As of now, automatic updates are not part of a vanilla Drupal installation, but all major components of the module will be incorporated into Drupal core in due course. The in-place updates feature presents the most overt difficulties.
Before in-place updates can land in core, the automatic update team plans to implement an A/B front-end controller that is capable of swapping between two full codebases and toggle back to the backed-up, out-of-date codebase if the update exposes certain issues mid-flight.
What is the future of automatic updates?
While the European Commission has funded the first twelve months of work over the course of 2019, there is much more work to do. The initial European Commission funding accounts for the three aforementioned key features, namely readiness checking, the delivery of update “quasi-patches,” and a robust package signing system, all focused on security updates, which are the most pressing. However, the current year of development excludes better support for Composer and contributed projects.

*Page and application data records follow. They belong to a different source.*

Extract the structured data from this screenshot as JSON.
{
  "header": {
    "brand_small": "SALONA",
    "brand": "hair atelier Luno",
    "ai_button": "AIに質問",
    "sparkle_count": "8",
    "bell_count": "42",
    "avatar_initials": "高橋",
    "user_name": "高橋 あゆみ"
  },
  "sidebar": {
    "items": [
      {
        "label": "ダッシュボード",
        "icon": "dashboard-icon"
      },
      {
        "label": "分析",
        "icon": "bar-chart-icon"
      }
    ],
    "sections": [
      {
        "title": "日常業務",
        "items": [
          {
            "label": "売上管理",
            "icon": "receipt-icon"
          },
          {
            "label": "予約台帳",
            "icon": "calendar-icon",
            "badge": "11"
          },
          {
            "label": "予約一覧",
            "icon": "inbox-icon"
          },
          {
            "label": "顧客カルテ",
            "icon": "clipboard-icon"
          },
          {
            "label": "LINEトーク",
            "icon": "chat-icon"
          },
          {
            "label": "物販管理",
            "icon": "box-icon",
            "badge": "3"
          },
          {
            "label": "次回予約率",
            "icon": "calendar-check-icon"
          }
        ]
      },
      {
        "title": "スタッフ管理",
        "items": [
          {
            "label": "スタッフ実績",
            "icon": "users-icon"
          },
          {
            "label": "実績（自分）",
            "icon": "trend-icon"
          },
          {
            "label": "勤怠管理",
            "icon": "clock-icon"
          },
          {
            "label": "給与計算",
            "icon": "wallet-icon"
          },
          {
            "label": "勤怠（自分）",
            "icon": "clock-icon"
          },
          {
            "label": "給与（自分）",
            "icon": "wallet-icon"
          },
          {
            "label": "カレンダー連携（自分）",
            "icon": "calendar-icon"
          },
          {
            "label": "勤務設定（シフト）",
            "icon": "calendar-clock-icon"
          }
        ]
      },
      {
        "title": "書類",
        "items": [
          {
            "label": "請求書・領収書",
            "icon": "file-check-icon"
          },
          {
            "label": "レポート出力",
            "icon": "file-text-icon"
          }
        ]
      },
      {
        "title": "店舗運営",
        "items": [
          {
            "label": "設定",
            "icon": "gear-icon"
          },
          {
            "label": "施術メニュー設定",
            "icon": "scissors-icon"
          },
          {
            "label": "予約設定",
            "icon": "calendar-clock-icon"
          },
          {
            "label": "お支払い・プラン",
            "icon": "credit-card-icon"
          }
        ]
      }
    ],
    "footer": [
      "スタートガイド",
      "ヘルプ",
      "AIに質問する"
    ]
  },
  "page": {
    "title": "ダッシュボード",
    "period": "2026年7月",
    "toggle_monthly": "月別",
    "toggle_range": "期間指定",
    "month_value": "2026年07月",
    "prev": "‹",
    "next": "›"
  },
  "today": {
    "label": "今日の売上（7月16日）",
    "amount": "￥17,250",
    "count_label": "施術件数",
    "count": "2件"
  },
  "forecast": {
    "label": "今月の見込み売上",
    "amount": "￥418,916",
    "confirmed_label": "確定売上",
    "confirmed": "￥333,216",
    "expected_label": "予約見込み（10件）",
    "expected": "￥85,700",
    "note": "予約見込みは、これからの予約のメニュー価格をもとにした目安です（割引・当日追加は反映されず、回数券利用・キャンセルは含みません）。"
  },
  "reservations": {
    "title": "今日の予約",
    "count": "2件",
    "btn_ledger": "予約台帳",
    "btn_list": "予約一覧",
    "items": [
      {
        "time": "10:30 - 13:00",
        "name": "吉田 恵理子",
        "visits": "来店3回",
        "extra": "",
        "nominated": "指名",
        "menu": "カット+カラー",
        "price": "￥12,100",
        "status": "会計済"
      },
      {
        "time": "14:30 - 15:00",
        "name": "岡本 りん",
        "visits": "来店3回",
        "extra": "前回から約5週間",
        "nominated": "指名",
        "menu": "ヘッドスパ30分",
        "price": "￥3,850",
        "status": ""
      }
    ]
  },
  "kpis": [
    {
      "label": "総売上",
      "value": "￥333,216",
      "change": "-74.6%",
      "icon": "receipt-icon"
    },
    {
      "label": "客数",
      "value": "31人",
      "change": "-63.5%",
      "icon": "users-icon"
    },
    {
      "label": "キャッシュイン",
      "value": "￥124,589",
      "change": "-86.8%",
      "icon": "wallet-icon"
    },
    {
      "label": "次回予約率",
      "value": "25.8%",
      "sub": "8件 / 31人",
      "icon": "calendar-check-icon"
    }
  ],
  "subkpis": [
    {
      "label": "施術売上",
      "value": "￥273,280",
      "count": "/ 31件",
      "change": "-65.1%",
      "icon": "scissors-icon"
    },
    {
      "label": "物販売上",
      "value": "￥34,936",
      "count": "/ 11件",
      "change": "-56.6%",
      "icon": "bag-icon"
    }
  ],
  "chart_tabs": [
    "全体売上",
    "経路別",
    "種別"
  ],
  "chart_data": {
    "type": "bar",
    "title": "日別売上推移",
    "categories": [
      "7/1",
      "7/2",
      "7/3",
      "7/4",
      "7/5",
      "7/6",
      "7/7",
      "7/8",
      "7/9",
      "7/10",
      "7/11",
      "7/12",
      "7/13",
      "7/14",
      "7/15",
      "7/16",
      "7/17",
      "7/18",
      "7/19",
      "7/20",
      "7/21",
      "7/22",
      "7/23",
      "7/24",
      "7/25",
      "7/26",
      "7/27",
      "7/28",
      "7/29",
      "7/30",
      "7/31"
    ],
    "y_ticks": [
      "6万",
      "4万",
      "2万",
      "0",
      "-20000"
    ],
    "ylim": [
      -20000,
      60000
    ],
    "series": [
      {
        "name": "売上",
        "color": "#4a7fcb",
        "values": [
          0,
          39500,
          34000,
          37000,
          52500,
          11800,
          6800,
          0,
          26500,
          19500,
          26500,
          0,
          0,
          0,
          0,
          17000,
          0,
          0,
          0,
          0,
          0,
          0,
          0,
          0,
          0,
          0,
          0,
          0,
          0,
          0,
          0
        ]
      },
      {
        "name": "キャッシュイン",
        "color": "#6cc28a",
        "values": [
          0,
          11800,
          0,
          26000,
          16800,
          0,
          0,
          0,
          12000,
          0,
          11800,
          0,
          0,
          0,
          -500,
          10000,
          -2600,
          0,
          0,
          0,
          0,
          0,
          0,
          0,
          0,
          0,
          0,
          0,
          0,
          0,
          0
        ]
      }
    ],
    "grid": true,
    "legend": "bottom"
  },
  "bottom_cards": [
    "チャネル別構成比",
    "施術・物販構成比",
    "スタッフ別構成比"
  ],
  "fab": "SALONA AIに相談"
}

The longer-term roadmap for automatic updates includes the A/B front-end controller mentioned in the previous section, more robust support for Composer-powered sites, and other types of updates. These include updates for contributed modules and themes as well as batched successful updates for sites that have fallen particularly behind.
Automatic updates will reinvent how we maintain and upgrade Drupal sites, particularly in the realm of security. Because they allow novice and experienced Drupal users alike to save time without the need to worry about how they will implement updates, this strategic initiative improves the total cost of ownership for Drupal users of all sizes and backgrounds.
No account of the extraordinary initiative that is Drupal’s automatic updates would be complete without appreciation for the sponsors of the developers involved, especially from the Drupal Association, MTech, Tag1 Consulting, and the European Commission’s FOSSA program. Organizations and individuals alike have sponsored automatic updates in Drupal to widen awareness of their brands, to showcase their skills as developers, and to attract other Drupal contributors and resource Drupal teams.
To sponsor the continued success of Drupal’s automatic updates, please consider sponsoring development by contacting the Drupal Association. And for more insight into automatic updates directly from the module’s creators, check out our recent Tag1 Team Talks episode on the topic for information we were unable to fit in this blog post.
Special thanks to Fabian Franz, Lucas Hedding, Tim Lehnen, and Michael Meyers for their feedback during the writing process.
Click the following link for our Tag1 Team Talk on Drupal Automatic Updates!